Carry a Copy of Your ID and Insurance Cards on Your Phone
During the past year, there has been little reason for me to go places. I don’t know about you, but most of my “outings” have involved the pharmacy, doctors’ offices, and the grocery store garage for curbside pickups. An additional reason to be out and about has been to go bike riding.
Carrying the essentials
Without the need to drive my car many places and be on the go for extended periods of time, I haven’t needed to load up a purse with all of the essentials in quite some time. Instead, my purse has been downsized to a wallet that holds ID, health and car insurance cards, credit cards, and my AAA card. Hand sanitizer and an extra mask might be stuffed in a front pocket or jacket pocket. My purses are surely lonely by now.
Important information when exercising outdoors
When I go cycling, I wear a Road ID wristband that contains valuable information: my name, address, emergency contact name and phone number, blood type, and any special medical needs. For cycling, my small purse-substitute wallet is further reduced to ID, health insurance card, and credit card stored in a snack-size reusable bag that can easily slip into a jersey or bike shorts pocket. There are times that I will go for a “short ride” and forgo the plastic baggie wallet.
My biking accident
Recently I took a ride and was only one mile from home when another cyclist rode into me. The accident was shocking, unexpected, and very painful. Several people stopped to help which was nice. One person took my phone and called my husband for me. I would have done so myself but when I looked at my phone, I realized that I couldn’t see the screen. At that moment my vision was a wall of splotchy whiteness. The pain was literally blinding me for a short period of time.
After determining that I couldn’t put weight on my leg, one of the kind folks who stopped to help — who also happened to be a nurse — offered to take me to the nearest hospital emergency department. My bike was loaded into her SUV and off we went. By the time we got to the hospital, the shock had worn off and I was seeing and thinking more clearly. I was definitely in pain, but at least alert and able to communicate for myself.
May I have your insurance card?
During the triage and intake portion of time at the hospital emergency department, I was asked for ID and insurance information. I reached to the likely places where the cards are normally stowed and came up empty-handed. It was okay I was reassured. I was asked if I had pictures of the cards on my phone.
Insurance card tips with MS
Pictures of my ID and health insurance card easily accessible on my phone? Why hadn’t I thought of that before? What a great idea!!!

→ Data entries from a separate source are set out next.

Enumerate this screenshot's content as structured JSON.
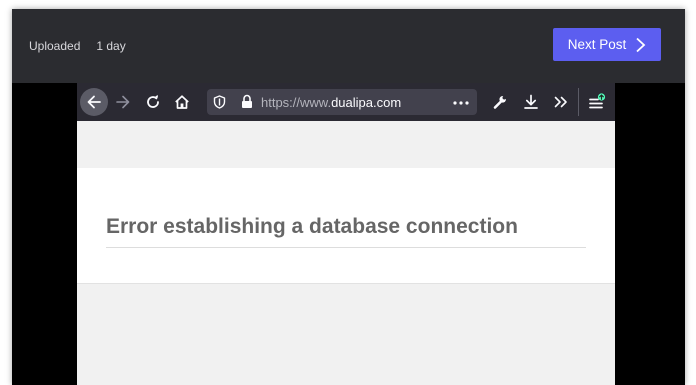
{
  "post": {
    "uploaded_label": "Uploaded",
    "uploaded_ago": "1 day",
    "next_post_label": "Next Post"
  },
  "browser": {
    "url_prefix": "https://www.",
    "url_host": "dualipa.com",
    "toolbar_icons": [
      "back-arrow-icon",
      "forward-arrow-icon",
      "reload-icon",
      "home-icon",
      "tracking-protection-shield-icon",
      "lock-icon",
      "page-actions-menu-icon",
      "wrench-icon",
      "download-icon",
      "overflow-chevrons-icon",
      "app-menu-icon"
    ]
  },
  "page": {
    "error_title": "Error establishing a database connection"
  },
  "colors": {
    "accent": "#5c5ef0",
    "topbar_bg": "#2b2c30",
    "browser_toolbar_bg": "#2b2a33",
    "urlbar_bg": "#42414d",
    "update_badge": "#54ffbd",
    "page_bg": "#f1f1f1",
    "heading_text": "#666666"
  }
}
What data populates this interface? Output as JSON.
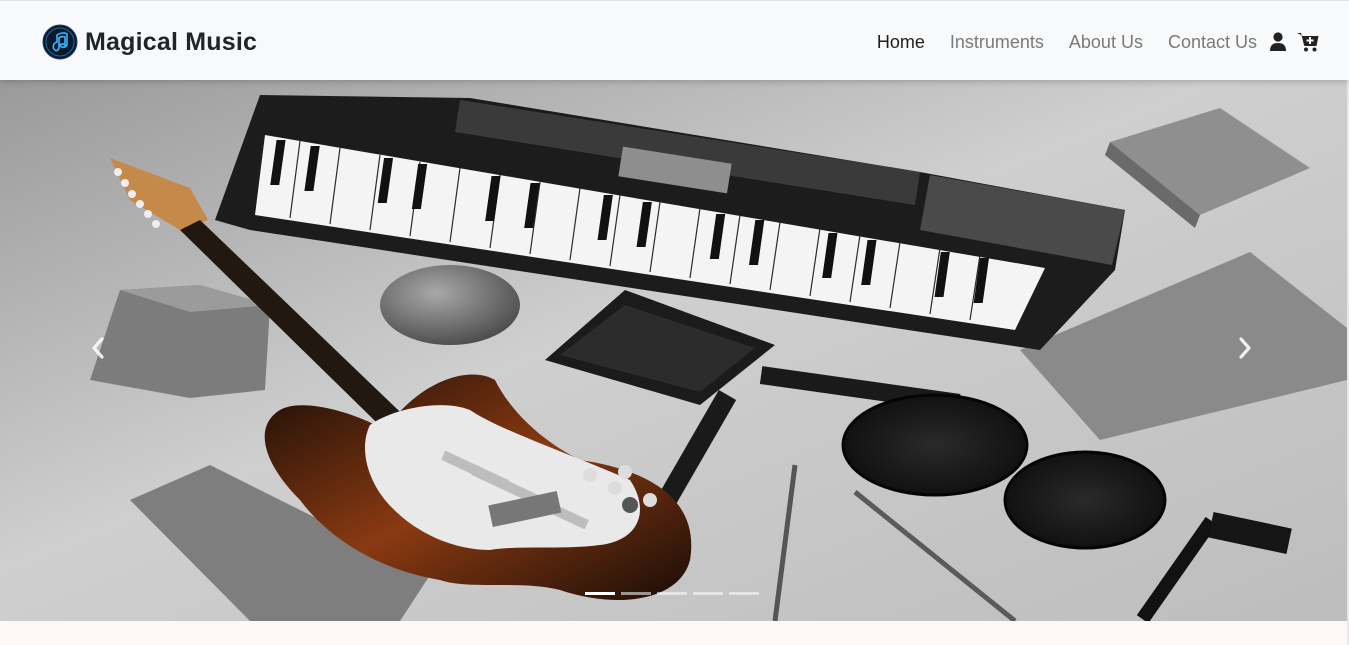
{
  "brand": {
    "name": "Magical Music",
    "logo_icon": "music-note-logo-icon"
  },
  "nav": {
    "links": [
      {
        "label": "Home",
        "active": true
      },
      {
        "label": "Instruments",
        "active": false
      },
      {
        "label": "About Us",
        "active": false
      },
      {
        "label": "Contact Us",
        "active": false
      }
    ],
    "icons": [
      "user-icon",
      "cart-plus-icon"
    ]
  },
  "carousel": {
    "slide_count": 5,
    "active_index": 0,
    "prev_icon": "chevron-left-icon",
    "next_icon": "chevron-right-icon",
    "slide_image": "musical-instruments-keyboard-guitar-drum-pads"
  },
  "colors": {
    "navbar_bg": "#f8f9fa",
    "active_link": "#1f1f1f",
    "inactive_link": "#7a7a7a"
  }
}
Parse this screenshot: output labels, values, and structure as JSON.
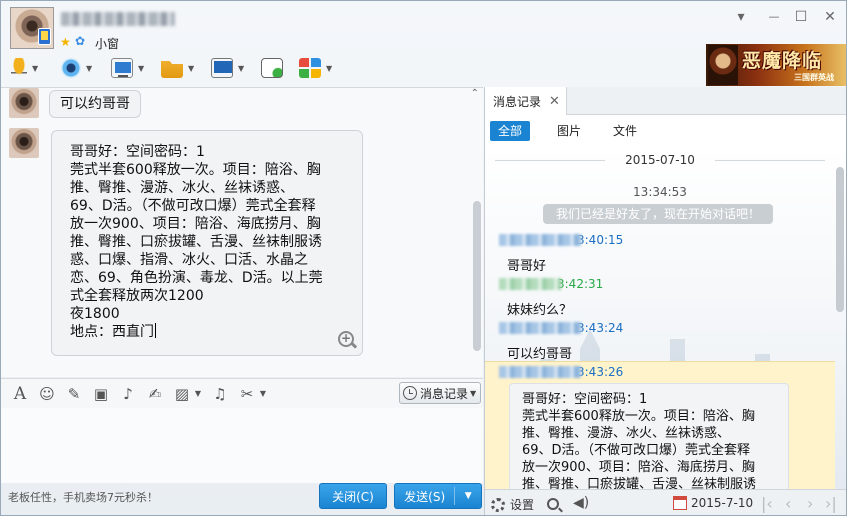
{
  "header": {
    "status": "小窗",
    "controls": {
      "dropdown": "▾",
      "minimize": "—",
      "maximize": "☐",
      "close": "✕"
    }
  },
  "ad": {
    "title": "恶魔降临",
    "subtitle": "三国群英战"
  },
  "chat": {
    "message_short": "可以约哥哥",
    "message_long": [
      "哥哥好：空间密码：1",
      "莞式半套600释放一次。项目：陪浴、胸",
      "推、臀推、漫游、冰火、丝袜诱惑、",
      "69、D活。（不做可改口爆）莞式全套释",
      "放一次900、项目：陪浴、海底捞月、胸",
      "推、臀推、口瘀拔罐、舌漫、丝袜制服诱",
      "惑、口爆、指滑、冰火、口活、水晶之",
      "恋、69、角色扮演、毒龙、D活。以上莞",
      "式全套释放两次1200",
      "夜1800",
      "地点：西直门"
    ]
  },
  "input_toolbar": {
    "history_label": "消息记录"
  },
  "footer": {
    "ad_text": "老板任性，手机卖场7元秒杀！",
    "close_label": "关闭(C)",
    "send_label": "发送(S)"
  },
  "history": {
    "tab_label": "消息记录",
    "filters": [
      "全部",
      "图片",
      "文件"
    ],
    "date": "2015-07-10",
    "time_center": "13:34:53",
    "system_message": "我们已经是好友了，现在开始对话吧！",
    "messages": [
      {
        "time": "3:40:15",
        "text": "哥哥好"
      },
      {
        "time": "3:42:31",
        "text": "妹妹约么？"
      },
      {
        "time": "3:43:24",
        "text": "可以约哥哥"
      },
      {
        "time": "3:43:26"
      }
    ],
    "bubble_lines": [
      "哥哥好：空间密码：1",
      "莞式半套600释放一次。项目：陪浴、胸",
      "推、臀推、漫游、冰火、丝袜诱惑、",
      "69、D活。（不做可改口爆）莞式全套释",
      "放一次900、项目：陪浴、海底捞月、胸",
      "推、臀推、口瘀拔罐、舌漫、丝袜制服诱"
    ],
    "footer": {
      "settings_label": "设置",
      "date": "2015-7-10"
    }
  },
  "colors": {
    "accent": "#1a84d2",
    "highlight": "#fff3cc"
  }
}
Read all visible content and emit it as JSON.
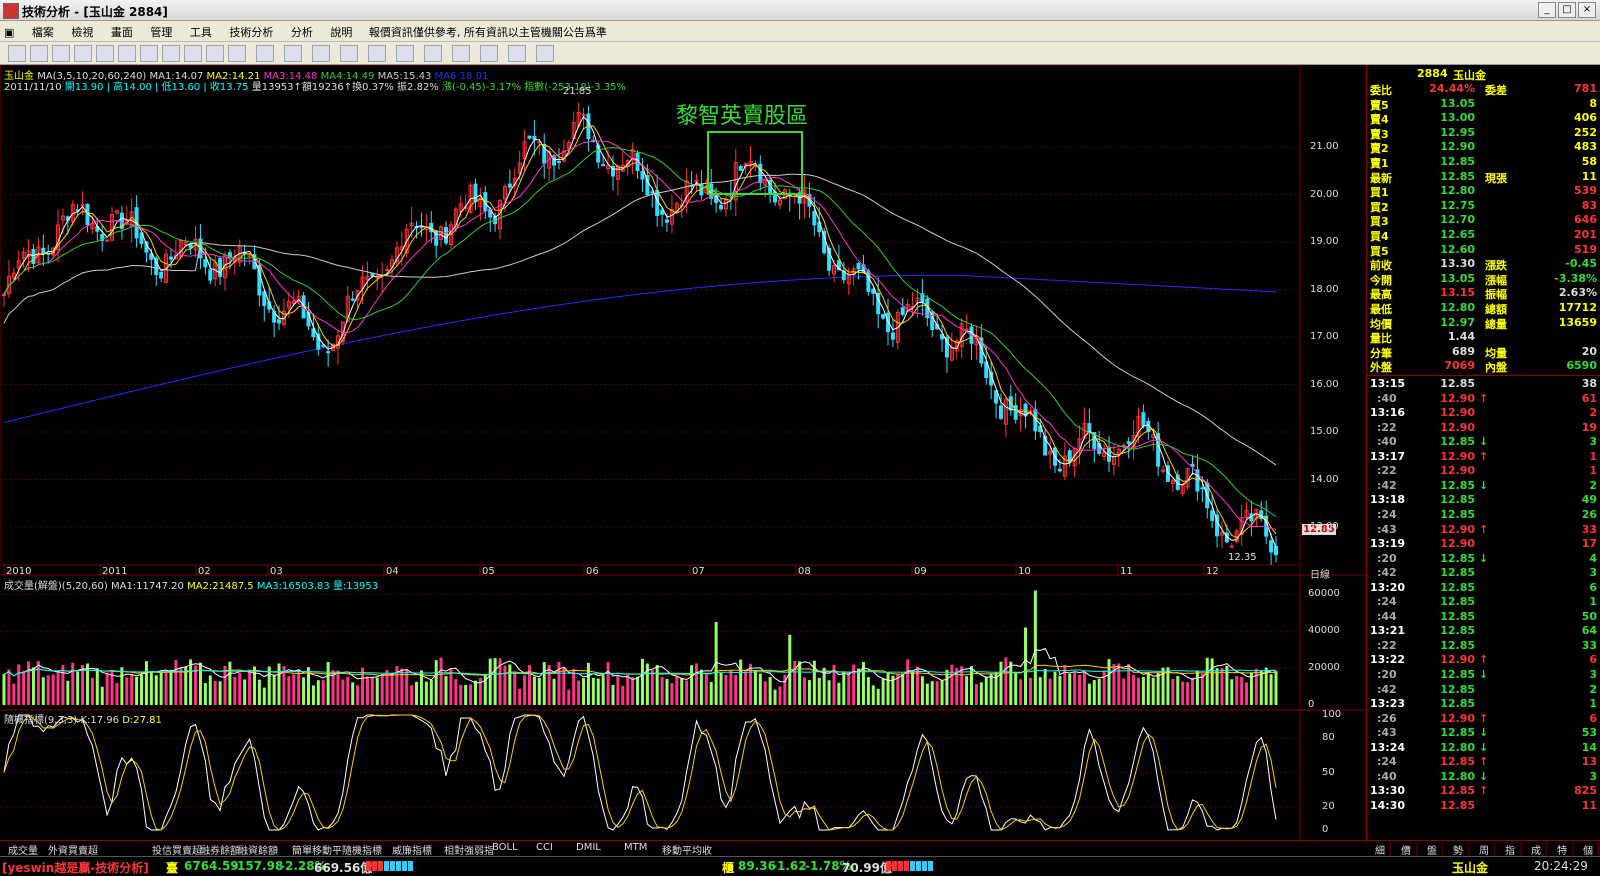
{
  "window": {
    "title": "技術分析 - [玉山金 2884]"
  },
  "menu": {
    "items": [
      "檔案",
      "檢視",
      "畫面",
      "管理",
      "工具",
      "技術分析",
      "分析",
      "說明"
    ],
    "notice": "報價資訊僅供參考, 所有資訊以主管機關公告爲準"
  },
  "colors": {
    "up": "#ff3333",
    "down": "#33dd33",
    "accent_cyan": "#00ffff",
    "accent_yellow": "#ffff00",
    "grid": "#7a0000",
    "blue_ma": "#2a2aff",
    "white_ma": "#cccccc",
    "magenta_ma": "#ff33cc",
    "green_ma": "#33cc33",
    "yellow_ma": "#ffcc00"
  },
  "main_chart": {
    "stock_label": "玉山金",
    "ma_header": "MA(3,5,10,20,60,240)",
    "ma_values": [
      "MA1:14.07",
      "MA2:14.21",
      "MA3:14.48",
      "MA4:14.49",
      "MA5:15.43",
      "MA6:18.01"
    ],
    "info_date": "2011/11/10",
    "info_ohlc": "開13.90 | 高14.00 | 低13.60 | 收13.75",
    "info_volume": "量13953↑額19236↑換0.37% 振2.82%",
    "info_change": "漲(-0.45)-3.17%",
    "info_index": "指數(-253.18)-3.35%",
    "annotation": "黎智英賣股區",
    "high_label": "21.85",
    "low_label": "12.35",
    "last_price_tag": "12.85",
    "y_ticks": [
      "21.00",
      "20.00",
      "19.00",
      "18.00",
      "17.00",
      "16.00",
      "15.00",
      "14.00",
      "13.00"
    ],
    "x_ticks": [
      "2010",
      "2011",
      "02",
      "03",
      "04",
      "05",
      "06",
      "07",
      "08",
      "09",
      "10",
      "11",
      "12"
    ],
    "period": "日線"
  },
  "volume_chart": {
    "header": "成交量(解盤)(5,20,60)",
    "ma_values": [
      "MA1:11747.20",
      "MA2:21487.5",
      "MA3:16503.83",
      "量:13953"
    ],
    "y_ticks": [
      "60000",
      "40000",
      "20000",
      "0"
    ]
  },
  "kd_chart": {
    "header": "隨機指標(9,3,3)",
    "k_value": "K:17.96",
    "d_value": "D:27.81",
    "y_ticks": [
      "100",
      "80",
      "50",
      "20",
      "0"
    ]
  },
  "chart_data": {
    "type": "candlestick",
    "approx_close_path": [
      [
        "2010-12",
        17.9
      ],
      [
        "2011-01",
        19.8
      ],
      [
        "2011-02",
        18.3
      ],
      [
        "2011-03",
        17.4
      ],
      [
        "2011-04",
        18.9
      ],
      [
        "2011-05",
        21.2
      ],
      [
        "2011-06",
        20.3
      ],
      [
        "2011-07",
        20.3
      ],
      [
        "2011-08",
        18.5
      ],
      [
        "2011-09",
        16.5
      ],
      [
        "2011-10",
        14.9
      ],
      [
        "2011-11",
        14.2
      ],
      [
        "2011-12",
        12.85
      ]
    ],
    "high": 21.85,
    "low": 12.35,
    "ylim": [
      12.2,
      22.2
    ]
  },
  "quote": {
    "code": "2884",
    "name": "玉山金",
    "weibi_label": "委比",
    "weibi_value": "24.44%",
    "weicha_label": "委差",
    "weicha_value": "781",
    "sells": [
      {
        "label": "賣5",
        "price": "13.05",
        "qty": "8"
      },
      {
        "label": "賣4",
        "price": "13.00",
        "qty": "406"
      },
      {
        "label": "賣3",
        "price": "12.95",
        "qty": "252"
      },
      {
        "label": "賣2",
        "price": "12.90",
        "qty": "483"
      },
      {
        "label": "賣1",
        "price": "12.85",
        "qty": "58"
      }
    ],
    "last_label": "最新",
    "last_price": "12.85",
    "cur_label": "現張",
    "cur_qty": "11",
    "buys": [
      {
        "label": "買1",
        "price": "12.80",
        "qty": "539"
      },
      {
        "label": "買2",
        "price": "12.75",
        "qty": "83"
      },
      {
        "label": "買3",
        "price": "12.70",
        "qty": "646"
      },
      {
        "label": "買4",
        "price": "12.65",
        "qty": "201"
      },
      {
        "label": "買5",
        "price": "12.60",
        "qty": "519"
      }
    ],
    "stats": [
      {
        "l1": "前收",
        "v1": "13.30",
        "l2": "漲跌",
        "v2": "-0.45"
      },
      {
        "l1": "今開",
        "v1": "13.05",
        "l2": "漲幅",
        "v2": "-3.38%"
      },
      {
        "l1": "最高",
        "v1": "13.15",
        "l2": "振幅",
        "v2": "2.63%"
      },
      {
        "l1": "最低",
        "v1": "12.80",
        "l2": "總額",
        "v2": "17712"
      },
      {
        "l1": "均價",
        "v1": "12.97",
        "l2": "總量",
        "v2": "13659"
      }
    ],
    "ratio_label": "量比",
    "ratio_value": "1.44",
    "fen_label": "分筆",
    "fen_value": "689",
    "junliang_label": "均量",
    "junliang_value": "20",
    "waipan_label": "外盤",
    "waipan_value": "7069",
    "neipan_label": "內盤",
    "neipan_value": "6590"
  },
  "ticks": [
    {
      "t": "13:15",
      "p": "12.85",
      "a": "",
      "q": "38",
      "c": "w"
    },
    {
      "t": ":40",
      "p": "12.90",
      "a": "↑",
      "q": "61",
      "c": "r"
    },
    {
      "t": "13:16",
      "p": "12.90",
      "a": "",
      "q": "2",
      "c": "r"
    },
    {
      "t": ":22",
      "p": "12.90",
      "a": "",
      "q": "19",
      "c": "r"
    },
    {
      "t": ":40",
      "p": "12.85",
      "a": "↓",
      "q": "3",
      "c": "g"
    },
    {
      "t": "13:17",
      "p": "12.90",
      "a": "↑",
      "q": "1",
      "c": "r"
    },
    {
      "t": ":22",
      "p": "12.90",
      "a": "",
      "q": "1",
      "c": "r"
    },
    {
      "t": ":42",
      "p": "12.85",
      "a": "↓",
      "q": "2",
      "c": "g"
    },
    {
      "t": "13:18",
      "p": "12.85",
      "a": "",
      "q": "49",
      "c": "g"
    },
    {
      "t": ":24",
      "p": "12.85",
      "a": "",
      "q": "26",
      "c": "g"
    },
    {
      "t": ":43",
      "p": "12.90",
      "a": "↑",
      "q": "33",
      "c": "r"
    },
    {
      "t": "13:19",
      "p": "12.90",
      "a": "",
      "q": "17",
      "c": "r"
    },
    {
      "t": ":20",
      "p": "12.85",
      "a": "↓",
      "q": "4",
      "c": "g"
    },
    {
      "t": ":42",
      "p": "12.85",
      "a": "",
      "q": "3",
      "c": "g"
    },
    {
      "t": "13:20",
      "p": "12.85",
      "a": "",
      "q": "6",
      "c": "g"
    },
    {
      "t": ":24",
      "p": "12.85",
      "a": "",
      "q": "1",
      "c": "g"
    },
    {
      "t": ":44",
      "p": "12.85",
      "a": "",
      "q": "50",
      "c": "g"
    },
    {
      "t": "13:21",
      "p": "12.85",
      "a": "",
      "q": "64",
      "c": "g"
    },
    {
      "t": ":22",
      "p": "12.85",
      "a": "",
      "q": "33",
      "c": "g"
    },
    {
      "t": "13:22",
      "p": "12.90",
      "a": "↑",
      "q": "6",
      "c": "r"
    },
    {
      "t": ":20",
      "p": "12.85",
      "a": "↓",
      "q": "3",
      "c": "g"
    },
    {
      "t": ":42",
      "p": "12.85",
      "a": "",
      "q": "2",
      "c": "g"
    },
    {
      "t": "13:23",
      "p": "12.85",
      "a": "",
      "q": "1",
      "c": "g"
    },
    {
      "t": ":26",
      "p": "12.90",
      "a": "↑",
      "q": "6",
      "c": "r"
    },
    {
      "t": ":43",
      "p": "12.85",
      "a": "↓",
      "q": "53",
      "c": "g"
    },
    {
      "t": "13:24",
      "p": "12.80",
      "a": "↓",
      "q": "14",
      "c": "g"
    },
    {
      "t": ":24",
      "p": "12.85",
      "a": "↑",
      "q": "13",
      "c": "r"
    },
    {
      "t": ":40",
      "p": "12.80",
      "a": "↓",
      "q": "3",
      "c": "g"
    },
    {
      "t": "13:30",
      "p": "12.85",
      "a": "↑",
      "q": "825",
      "c": "r"
    },
    {
      "t": "14:30",
      "p": "12.85",
      "a": "",
      "q": "11",
      "c": "r"
    }
  ],
  "bottom_tabs": [
    "成交量",
    "外資買賣超",
    "投信買賣超",
    "融券餘額",
    "融資餘額",
    "簡單移動平",
    "隨機指標",
    "威廉指標",
    "相對強弱指",
    "BOLL",
    "CCI",
    "DMIL",
    "MTM",
    "移動平均收"
  ],
  "right_tabs": [
    "細",
    "價",
    "盤",
    "勢",
    "周",
    "指",
    "成",
    "特",
    "個"
  ],
  "status": {
    "brand": "[yeswin越是贏-技術分析]",
    "idx1_label": "臺",
    "idx1_value": "6764.59",
    "idx1_change": "-157.98",
    "idx1_pct": "-2.28%",
    "idx1_amount": "669.56億",
    "idx2_label": "櫃",
    "idx2_value": "89.36",
    "idx2_change": "-1.62",
    "idx2_pct": "-1.78%",
    "idx2_amount": "70.99億",
    "ticker": "玉山金",
    "clock": "20:24:29"
  }
}
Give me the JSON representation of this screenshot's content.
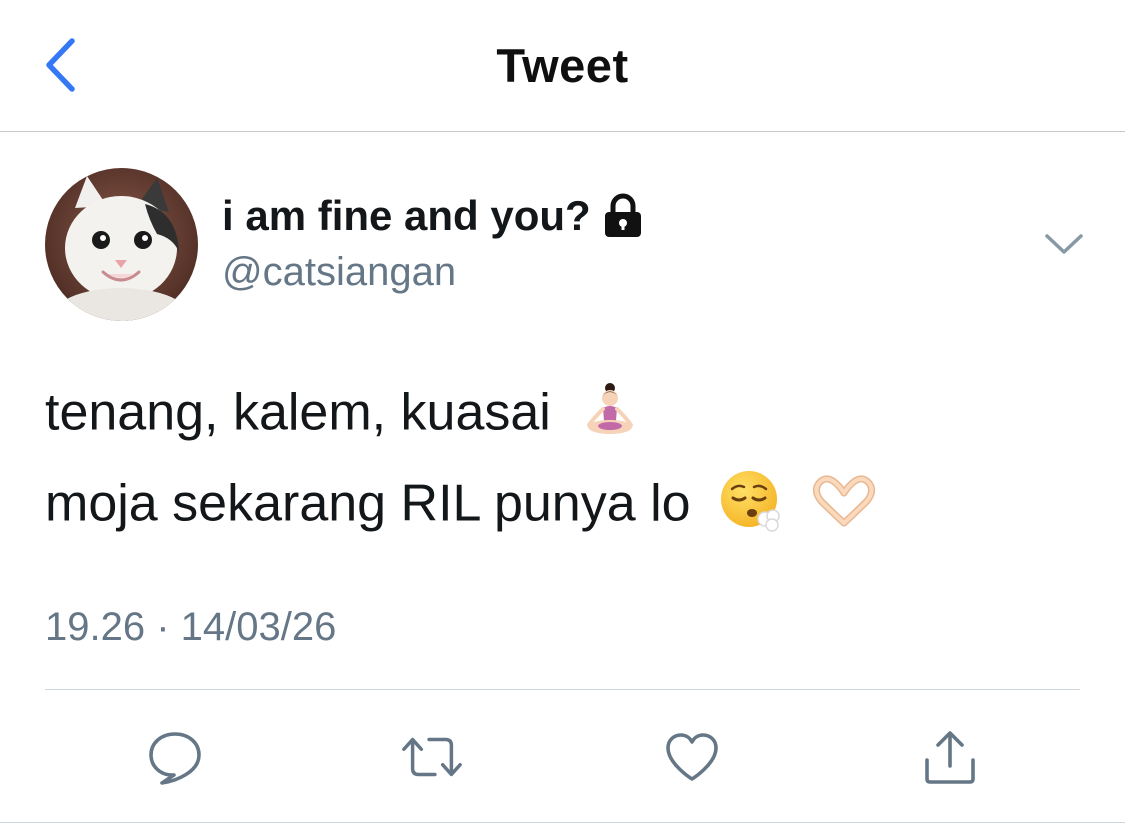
{
  "header": {
    "title": "Tweet",
    "back_icon": "chevron-left-icon",
    "accent_color": "#3478f6"
  },
  "author": {
    "display_name": "i am fine and you?",
    "handle": "@catsiangan",
    "protected_icon": "lock-icon",
    "avatar": "cat-avatar"
  },
  "tweet": {
    "line1": "tenang, kalem, kuasai",
    "line1_emoji": "person-in-lotus-position-emoji",
    "line2": "moja sekarang RIL punya lo",
    "line2_emojis": [
      "face-exhaling-emoji",
      "heart-hands-emoji"
    ],
    "timestamp": "19.26 · 14/03/26"
  },
  "actions": [
    {
      "name": "reply",
      "icon": "reply-icon"
    },
    {
      "name": "retweet",
      "icon": "retweet-icon"
    },
    {
      "name": "like",
      "icon": "heart-icon"
    },
    {
      "name": "share",
      "icon": "share-icon"
    }
  ],
  "colors": {
    "text_primary": "#14171a",
    "text_secondary": "#657786",
    "icon_gray": "#657786",
    "divider": "#ccd6dd"
  }
}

Take photos of the front and back of your insurance card
I already use the Notes app on my phone to keep a list of all my medications. I experimented to find a way to similarly save my IDs. Here is how I did that on my iPhone. I took photos of each side of my driver’s license and each side of my health insurance card. These images are now on my phone in the Photos app. But I want them in the Notes app.
Copy the pictures into the Notes section of your phone
I opened one of those photos and selected the "send" icon in the bottom left of the screen which opens a multitude of send choices: message, email, Facebook, etc. On the 2nd row of options is a "copy" icon. But before I copied the first photo, I selected the additional photos by tapping the circle on each image. Then I copied all of the photos at once.
Next, I opened the Notes app and started a new "note" in which I pasted the photos. The photos are now easily accessible within the Notes app when I tap on the 'Attachments' icon that looks like four small squares and is currently located in the lower-left corner of the screen. Now I have a quick way to access my IDs in digital form when in an emergency; a situation I hope will not occur again for a long time.
Do you have any tips on how to carry important information on your phone or another method? What documents do you wish to have easily available when you are away from home?
Be well my friends,
I have the hardest time with my MS during the following season: